Howard: Shawn and I advocate the Aimpoint. While early Eotechs were a far superior optic to early Aimpoint, modern Aimpoints easily beat Eotechs. Aimpoints like the PRO, T-1, and Comp M4 have superior battery life over the Eotechs. An Aimpoint will run for years while an Eotech will run for a month on a single battery. In a recent drop test by Andrew Tuohy of http://vuurwapenblog.com/ the Aimpoint beat the Eotech. Eotech has also had issues with battery draining while the optic is off. Lastly, for a home defense rifle you can leave an Aimpoint on at all times so your rifle is ready to go. I would not want to have to turn on an optic in a hurry while in an adverse situation.
2. Will the Colt 901 take any 5.56 upper?
Shawn: The Colt 901 will accept any 5.56/6.5/6.8/300BLK/etc upper receiver that has a small front pivot pin hole(Sorry, no old SP1 uppers will work with out an adapter). You will need to use a mag well adapter and change out the buffer and buffer spring.
3. Aimpoint PRO vs. Eotech.
Howard: Ignoring the vs. Eotech part that was previously covered, the Aimpoint PRO is an great economical choice for a AR15. Running about $400 new, it comes as a complete package ready to mount onto an AR15. At 3/4 max brightness it will run about 3 years continuously.
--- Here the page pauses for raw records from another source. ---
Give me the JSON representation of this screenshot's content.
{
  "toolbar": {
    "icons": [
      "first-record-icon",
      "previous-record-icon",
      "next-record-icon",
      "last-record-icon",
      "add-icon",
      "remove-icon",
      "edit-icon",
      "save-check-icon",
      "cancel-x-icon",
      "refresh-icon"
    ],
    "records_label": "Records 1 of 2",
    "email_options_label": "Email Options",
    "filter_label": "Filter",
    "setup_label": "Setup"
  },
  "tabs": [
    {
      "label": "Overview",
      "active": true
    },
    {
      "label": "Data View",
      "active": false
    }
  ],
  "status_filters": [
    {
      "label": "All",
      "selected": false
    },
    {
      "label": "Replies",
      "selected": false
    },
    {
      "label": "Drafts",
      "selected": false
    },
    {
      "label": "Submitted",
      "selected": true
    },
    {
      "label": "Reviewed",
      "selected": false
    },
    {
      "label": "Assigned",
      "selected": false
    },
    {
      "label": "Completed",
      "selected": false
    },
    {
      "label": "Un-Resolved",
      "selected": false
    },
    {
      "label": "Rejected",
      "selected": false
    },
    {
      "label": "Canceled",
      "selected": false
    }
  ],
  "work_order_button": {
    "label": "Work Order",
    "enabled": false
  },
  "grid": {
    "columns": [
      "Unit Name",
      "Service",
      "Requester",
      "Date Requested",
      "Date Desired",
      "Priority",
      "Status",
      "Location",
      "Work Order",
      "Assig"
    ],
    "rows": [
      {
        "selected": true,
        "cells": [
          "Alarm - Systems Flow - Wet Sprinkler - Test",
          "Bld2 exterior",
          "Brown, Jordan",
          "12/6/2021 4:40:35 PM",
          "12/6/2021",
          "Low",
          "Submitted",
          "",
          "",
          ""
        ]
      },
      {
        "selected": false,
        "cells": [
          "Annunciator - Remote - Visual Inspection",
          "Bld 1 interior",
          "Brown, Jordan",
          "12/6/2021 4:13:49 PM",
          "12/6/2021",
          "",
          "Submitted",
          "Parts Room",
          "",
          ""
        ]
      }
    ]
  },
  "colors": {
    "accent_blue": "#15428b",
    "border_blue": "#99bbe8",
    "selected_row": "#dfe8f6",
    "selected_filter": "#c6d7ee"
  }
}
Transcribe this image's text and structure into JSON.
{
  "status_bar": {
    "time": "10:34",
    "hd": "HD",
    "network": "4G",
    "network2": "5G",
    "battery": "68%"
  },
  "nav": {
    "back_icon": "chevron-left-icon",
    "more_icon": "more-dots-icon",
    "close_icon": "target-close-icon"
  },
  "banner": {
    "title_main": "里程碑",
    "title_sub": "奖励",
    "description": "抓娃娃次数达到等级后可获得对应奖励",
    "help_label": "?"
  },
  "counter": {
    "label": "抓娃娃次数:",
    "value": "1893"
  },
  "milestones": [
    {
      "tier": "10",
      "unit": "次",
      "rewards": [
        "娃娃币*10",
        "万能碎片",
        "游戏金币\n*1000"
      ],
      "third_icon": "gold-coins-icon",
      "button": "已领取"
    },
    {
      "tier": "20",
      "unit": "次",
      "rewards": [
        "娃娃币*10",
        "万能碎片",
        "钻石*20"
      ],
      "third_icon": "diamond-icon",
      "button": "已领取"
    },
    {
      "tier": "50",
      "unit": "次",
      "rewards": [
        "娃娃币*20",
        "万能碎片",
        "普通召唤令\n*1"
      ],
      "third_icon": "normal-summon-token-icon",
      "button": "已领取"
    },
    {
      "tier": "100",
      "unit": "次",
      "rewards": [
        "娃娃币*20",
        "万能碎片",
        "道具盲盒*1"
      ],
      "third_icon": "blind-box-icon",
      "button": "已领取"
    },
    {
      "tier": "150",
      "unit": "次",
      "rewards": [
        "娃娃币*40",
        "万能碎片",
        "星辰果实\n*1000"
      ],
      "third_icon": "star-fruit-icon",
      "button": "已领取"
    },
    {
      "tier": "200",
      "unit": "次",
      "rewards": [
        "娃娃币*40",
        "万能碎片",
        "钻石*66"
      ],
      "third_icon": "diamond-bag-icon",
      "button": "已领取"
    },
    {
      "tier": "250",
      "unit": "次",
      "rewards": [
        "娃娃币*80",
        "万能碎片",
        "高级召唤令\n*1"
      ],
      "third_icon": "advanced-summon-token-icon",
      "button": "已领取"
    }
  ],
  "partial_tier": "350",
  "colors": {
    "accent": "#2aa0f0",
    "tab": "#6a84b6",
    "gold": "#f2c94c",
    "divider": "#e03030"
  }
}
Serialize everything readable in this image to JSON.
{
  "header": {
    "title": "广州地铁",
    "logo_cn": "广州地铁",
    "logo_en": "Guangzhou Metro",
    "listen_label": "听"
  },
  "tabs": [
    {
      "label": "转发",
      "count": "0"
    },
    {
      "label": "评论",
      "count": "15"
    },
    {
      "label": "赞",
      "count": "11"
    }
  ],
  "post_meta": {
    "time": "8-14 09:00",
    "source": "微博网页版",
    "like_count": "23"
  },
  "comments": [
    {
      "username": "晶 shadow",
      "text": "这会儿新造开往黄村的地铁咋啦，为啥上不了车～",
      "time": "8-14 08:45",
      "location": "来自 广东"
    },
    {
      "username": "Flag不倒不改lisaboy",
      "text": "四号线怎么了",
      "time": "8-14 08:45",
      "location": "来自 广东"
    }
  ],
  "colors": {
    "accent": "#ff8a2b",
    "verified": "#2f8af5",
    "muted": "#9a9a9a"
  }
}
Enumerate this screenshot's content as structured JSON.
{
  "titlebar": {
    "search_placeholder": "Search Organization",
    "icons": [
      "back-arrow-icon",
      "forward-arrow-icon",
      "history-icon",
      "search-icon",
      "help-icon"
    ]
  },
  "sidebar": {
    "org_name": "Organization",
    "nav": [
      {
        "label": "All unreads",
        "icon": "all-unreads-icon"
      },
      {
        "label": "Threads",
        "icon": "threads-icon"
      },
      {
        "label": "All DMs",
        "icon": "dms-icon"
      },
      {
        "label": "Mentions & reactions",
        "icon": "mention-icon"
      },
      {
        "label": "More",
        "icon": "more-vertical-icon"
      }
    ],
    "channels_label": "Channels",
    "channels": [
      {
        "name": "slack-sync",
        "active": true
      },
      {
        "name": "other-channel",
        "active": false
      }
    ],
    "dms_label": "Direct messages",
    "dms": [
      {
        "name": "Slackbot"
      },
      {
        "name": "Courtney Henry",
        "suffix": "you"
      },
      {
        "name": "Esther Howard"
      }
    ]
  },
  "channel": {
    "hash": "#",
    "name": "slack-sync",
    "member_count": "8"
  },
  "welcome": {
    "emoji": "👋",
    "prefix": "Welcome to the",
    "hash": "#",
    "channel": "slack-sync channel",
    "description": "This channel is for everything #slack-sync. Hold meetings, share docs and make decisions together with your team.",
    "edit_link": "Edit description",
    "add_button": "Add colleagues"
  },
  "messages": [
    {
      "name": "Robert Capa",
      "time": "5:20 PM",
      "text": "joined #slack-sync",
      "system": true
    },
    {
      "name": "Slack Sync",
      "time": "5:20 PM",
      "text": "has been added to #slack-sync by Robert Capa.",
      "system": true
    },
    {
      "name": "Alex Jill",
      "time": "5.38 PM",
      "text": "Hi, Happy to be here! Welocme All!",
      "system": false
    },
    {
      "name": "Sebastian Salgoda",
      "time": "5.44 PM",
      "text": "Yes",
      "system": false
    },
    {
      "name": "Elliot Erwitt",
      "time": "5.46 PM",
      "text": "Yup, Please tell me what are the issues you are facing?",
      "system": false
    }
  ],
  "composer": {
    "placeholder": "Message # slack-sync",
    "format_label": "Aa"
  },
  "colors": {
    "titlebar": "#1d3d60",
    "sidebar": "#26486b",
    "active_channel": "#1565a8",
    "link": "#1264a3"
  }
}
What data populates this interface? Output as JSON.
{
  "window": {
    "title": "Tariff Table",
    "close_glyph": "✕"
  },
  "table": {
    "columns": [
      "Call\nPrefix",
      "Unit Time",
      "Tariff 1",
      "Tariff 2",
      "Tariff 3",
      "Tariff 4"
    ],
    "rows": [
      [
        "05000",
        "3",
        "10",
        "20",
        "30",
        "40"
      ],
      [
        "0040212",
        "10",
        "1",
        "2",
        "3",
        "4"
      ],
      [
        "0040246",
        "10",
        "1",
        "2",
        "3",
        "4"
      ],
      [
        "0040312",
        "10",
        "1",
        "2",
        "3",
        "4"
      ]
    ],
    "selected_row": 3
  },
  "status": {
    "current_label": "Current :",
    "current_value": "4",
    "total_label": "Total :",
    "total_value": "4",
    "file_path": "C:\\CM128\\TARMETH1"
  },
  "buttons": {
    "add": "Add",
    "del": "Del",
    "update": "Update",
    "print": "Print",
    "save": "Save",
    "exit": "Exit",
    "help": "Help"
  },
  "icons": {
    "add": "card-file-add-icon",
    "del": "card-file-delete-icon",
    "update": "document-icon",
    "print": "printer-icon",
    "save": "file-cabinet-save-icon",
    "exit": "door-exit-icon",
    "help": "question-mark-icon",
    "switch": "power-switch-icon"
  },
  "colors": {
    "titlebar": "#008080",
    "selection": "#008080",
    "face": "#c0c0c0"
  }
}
You can leave this on next to your bed, or in your patrol car and know that it will be ready to go when you need it. You can quickly adjust the brightness to be appropriated for the ambient lighting condition. While it runs off a less common battery, you get so much longer life out of each battery it would end up costing you less then if you use an AA battery model Eotech.
4. What is the lightest bullet for the 1 in 7 twist.
Shawn: You can go as low as a 40 grain ballistic tip as long as it is a .224 bullet and not .223 hornet diameter, because the hornet diameter bullets have a light jacket designed to explode at a lower velocity. Hornet bullets will not stand up to the faster twist and higher velocity. Any quality 40 grain load will shoot just as well as any quality 55 or 62 grain load accuracy wise. These lightweight bullets are not over stabilized and will not blow apart in flight. That myth is from the days where people used the older light jacket hornet bullets in the new higher capacity .22 caliber cases like the .223 and 22-250.
LoneWolfUSMC posted a video on YouTube explaining some of the benefits of a rear mono-pod over a bag.